Activity.
When a line in the listing contains the string "image", pick it out and copy it.

[Data records Boundary: Start]

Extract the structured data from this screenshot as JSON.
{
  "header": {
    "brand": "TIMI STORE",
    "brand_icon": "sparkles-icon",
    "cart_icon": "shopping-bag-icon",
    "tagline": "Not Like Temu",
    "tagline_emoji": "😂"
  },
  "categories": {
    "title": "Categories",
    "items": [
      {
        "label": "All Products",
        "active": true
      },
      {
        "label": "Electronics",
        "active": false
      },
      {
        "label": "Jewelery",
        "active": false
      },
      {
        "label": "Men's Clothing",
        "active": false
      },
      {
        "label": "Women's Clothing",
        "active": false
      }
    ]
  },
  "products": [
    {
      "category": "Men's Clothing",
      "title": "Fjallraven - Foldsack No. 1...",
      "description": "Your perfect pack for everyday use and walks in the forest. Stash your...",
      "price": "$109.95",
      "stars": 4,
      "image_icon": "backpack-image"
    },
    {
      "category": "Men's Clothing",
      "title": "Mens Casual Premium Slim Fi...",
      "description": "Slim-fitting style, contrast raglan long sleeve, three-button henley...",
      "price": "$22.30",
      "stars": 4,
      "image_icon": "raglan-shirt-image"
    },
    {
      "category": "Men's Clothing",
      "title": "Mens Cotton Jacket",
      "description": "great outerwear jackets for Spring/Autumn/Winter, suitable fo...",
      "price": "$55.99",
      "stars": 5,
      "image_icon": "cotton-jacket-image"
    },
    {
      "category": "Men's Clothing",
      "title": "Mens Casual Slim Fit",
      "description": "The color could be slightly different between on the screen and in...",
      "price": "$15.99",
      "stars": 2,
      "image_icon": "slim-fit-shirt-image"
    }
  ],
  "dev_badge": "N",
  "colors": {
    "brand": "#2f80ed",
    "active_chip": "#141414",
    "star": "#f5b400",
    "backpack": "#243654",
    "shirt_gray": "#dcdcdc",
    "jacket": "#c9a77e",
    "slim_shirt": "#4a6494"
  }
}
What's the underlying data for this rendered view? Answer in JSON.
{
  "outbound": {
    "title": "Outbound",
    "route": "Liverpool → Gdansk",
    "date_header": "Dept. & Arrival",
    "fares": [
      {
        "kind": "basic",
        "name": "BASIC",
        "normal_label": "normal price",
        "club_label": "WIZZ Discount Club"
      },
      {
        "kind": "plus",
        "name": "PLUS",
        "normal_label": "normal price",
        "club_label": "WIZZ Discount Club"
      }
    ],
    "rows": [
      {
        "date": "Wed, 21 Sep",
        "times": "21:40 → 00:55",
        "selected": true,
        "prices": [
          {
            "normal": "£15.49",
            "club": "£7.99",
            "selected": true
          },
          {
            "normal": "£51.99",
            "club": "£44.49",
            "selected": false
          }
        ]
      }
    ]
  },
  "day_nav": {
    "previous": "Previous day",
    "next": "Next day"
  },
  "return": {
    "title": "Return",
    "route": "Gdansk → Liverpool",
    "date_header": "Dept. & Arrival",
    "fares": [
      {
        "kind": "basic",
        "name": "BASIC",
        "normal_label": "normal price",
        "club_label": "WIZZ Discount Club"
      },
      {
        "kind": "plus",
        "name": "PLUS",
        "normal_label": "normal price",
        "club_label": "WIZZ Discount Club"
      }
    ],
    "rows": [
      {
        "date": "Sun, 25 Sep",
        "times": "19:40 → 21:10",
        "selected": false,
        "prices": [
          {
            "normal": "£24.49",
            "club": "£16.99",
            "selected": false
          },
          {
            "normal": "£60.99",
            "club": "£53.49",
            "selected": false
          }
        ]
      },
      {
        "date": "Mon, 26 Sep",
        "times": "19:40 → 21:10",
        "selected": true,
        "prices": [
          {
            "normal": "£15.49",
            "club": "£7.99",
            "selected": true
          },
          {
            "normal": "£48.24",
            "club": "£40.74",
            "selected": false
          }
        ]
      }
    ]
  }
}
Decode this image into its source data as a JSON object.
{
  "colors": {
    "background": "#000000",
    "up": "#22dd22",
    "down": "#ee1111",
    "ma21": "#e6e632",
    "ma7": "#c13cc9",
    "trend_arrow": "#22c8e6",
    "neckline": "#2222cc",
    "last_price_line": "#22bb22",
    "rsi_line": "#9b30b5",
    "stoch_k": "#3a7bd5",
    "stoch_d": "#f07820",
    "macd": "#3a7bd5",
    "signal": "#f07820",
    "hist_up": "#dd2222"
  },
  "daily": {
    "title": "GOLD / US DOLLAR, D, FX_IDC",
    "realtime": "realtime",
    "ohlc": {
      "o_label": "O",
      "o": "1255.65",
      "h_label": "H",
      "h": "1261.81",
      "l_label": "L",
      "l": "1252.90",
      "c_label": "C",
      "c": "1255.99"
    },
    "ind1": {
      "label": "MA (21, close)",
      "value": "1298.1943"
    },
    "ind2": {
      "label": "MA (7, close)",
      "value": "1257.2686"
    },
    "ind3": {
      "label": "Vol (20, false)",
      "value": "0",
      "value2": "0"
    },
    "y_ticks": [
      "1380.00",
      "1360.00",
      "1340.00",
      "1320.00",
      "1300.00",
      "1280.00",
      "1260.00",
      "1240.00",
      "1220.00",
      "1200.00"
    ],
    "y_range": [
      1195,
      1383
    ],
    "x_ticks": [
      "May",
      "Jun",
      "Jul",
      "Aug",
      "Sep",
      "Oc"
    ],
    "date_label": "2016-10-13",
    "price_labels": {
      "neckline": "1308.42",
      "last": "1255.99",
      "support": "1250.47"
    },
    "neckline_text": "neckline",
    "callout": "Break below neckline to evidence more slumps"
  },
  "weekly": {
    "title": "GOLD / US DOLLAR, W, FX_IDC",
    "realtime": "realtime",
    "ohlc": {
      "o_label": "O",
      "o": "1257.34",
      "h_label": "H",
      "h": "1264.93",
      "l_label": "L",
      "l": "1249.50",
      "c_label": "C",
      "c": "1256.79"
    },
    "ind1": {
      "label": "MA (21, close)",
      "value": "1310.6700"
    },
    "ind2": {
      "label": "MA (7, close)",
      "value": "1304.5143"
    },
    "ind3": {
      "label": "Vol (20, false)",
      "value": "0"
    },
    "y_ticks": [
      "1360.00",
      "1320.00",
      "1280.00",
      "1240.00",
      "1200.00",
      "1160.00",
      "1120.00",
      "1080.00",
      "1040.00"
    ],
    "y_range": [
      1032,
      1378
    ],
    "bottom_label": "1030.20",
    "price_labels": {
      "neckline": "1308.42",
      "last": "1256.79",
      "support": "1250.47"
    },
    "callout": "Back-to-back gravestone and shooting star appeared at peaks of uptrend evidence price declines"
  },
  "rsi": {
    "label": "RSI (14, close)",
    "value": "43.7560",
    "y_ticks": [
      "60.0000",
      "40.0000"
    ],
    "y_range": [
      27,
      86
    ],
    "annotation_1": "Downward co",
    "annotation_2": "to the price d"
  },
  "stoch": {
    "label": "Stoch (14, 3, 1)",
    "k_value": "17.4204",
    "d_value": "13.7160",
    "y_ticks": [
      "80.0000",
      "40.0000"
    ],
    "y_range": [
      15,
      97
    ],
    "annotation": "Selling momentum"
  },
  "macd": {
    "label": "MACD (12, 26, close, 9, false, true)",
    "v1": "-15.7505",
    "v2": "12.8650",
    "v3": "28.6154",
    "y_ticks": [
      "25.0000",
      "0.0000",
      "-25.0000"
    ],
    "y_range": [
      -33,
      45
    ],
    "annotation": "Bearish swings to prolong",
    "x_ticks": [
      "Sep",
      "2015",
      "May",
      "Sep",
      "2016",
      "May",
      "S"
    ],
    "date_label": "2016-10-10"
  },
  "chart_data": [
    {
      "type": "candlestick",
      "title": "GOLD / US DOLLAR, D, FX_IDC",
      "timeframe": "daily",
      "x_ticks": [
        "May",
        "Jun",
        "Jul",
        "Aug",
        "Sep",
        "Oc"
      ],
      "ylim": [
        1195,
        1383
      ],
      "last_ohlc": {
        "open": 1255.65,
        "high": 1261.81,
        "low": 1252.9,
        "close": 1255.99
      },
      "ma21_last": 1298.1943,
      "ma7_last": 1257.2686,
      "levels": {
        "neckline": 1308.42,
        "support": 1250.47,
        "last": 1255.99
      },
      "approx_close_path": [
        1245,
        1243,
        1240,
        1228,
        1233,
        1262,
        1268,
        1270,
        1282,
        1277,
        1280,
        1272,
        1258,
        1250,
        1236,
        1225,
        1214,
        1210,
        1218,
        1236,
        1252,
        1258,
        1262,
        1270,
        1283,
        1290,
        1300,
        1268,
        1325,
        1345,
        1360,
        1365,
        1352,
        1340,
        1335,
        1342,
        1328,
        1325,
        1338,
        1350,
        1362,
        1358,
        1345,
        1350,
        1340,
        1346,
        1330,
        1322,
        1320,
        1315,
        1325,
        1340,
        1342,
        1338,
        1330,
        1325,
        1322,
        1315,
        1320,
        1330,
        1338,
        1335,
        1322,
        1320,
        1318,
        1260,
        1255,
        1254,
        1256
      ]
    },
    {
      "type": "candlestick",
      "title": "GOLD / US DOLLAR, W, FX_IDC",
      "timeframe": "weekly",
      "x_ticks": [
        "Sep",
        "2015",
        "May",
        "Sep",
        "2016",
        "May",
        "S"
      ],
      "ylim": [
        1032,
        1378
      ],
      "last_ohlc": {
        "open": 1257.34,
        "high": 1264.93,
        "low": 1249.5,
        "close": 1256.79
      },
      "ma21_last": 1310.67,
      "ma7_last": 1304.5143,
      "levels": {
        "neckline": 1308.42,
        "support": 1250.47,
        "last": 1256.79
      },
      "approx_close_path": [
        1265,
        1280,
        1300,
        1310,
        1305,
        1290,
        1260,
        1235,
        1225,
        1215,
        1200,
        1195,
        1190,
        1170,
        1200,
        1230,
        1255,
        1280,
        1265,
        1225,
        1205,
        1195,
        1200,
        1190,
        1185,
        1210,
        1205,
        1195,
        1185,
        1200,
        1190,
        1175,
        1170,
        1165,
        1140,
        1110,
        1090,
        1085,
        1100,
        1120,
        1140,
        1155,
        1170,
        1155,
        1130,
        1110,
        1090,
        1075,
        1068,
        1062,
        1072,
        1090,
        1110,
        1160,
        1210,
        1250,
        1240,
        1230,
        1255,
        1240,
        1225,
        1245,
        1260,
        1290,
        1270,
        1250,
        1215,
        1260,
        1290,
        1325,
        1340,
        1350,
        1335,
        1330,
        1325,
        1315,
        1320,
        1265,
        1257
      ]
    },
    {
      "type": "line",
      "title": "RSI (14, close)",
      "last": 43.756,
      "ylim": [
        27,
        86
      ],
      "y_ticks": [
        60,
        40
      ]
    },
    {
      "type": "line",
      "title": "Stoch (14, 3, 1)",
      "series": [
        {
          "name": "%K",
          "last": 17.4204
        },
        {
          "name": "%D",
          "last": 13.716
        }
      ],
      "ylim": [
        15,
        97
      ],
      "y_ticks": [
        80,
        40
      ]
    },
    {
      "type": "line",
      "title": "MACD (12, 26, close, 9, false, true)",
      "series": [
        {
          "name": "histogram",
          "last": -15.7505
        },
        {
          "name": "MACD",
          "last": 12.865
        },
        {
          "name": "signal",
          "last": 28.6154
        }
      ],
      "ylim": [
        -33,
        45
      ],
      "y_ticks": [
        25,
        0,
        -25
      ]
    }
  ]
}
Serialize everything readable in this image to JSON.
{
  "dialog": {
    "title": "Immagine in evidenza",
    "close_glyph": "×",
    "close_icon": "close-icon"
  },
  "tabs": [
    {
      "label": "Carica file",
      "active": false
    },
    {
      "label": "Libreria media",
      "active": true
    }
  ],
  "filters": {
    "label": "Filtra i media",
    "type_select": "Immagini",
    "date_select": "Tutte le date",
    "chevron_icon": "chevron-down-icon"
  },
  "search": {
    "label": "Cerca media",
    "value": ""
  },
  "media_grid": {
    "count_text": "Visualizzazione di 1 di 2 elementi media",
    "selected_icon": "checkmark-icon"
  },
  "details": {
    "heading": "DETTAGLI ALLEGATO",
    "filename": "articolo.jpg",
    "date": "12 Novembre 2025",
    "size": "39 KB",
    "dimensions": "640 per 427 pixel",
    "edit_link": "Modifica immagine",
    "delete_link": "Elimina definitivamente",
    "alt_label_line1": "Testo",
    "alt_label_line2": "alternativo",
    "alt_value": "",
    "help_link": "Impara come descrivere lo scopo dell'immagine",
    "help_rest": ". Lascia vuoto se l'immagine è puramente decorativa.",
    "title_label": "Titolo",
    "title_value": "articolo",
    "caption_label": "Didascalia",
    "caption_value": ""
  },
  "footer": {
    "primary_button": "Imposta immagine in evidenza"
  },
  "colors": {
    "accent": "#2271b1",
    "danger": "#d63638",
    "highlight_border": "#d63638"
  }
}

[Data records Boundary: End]

Written answer.
      "image_icon": "backpack-image"
      "image_icon": "raglan-shirt-image"
      "image_icon": "cotton-jacket-image"
      "image_icon": "slim-fit-shirt-image"
Decode this image into its source data as a JSON object.
Serialize everything readable in this image to JSON.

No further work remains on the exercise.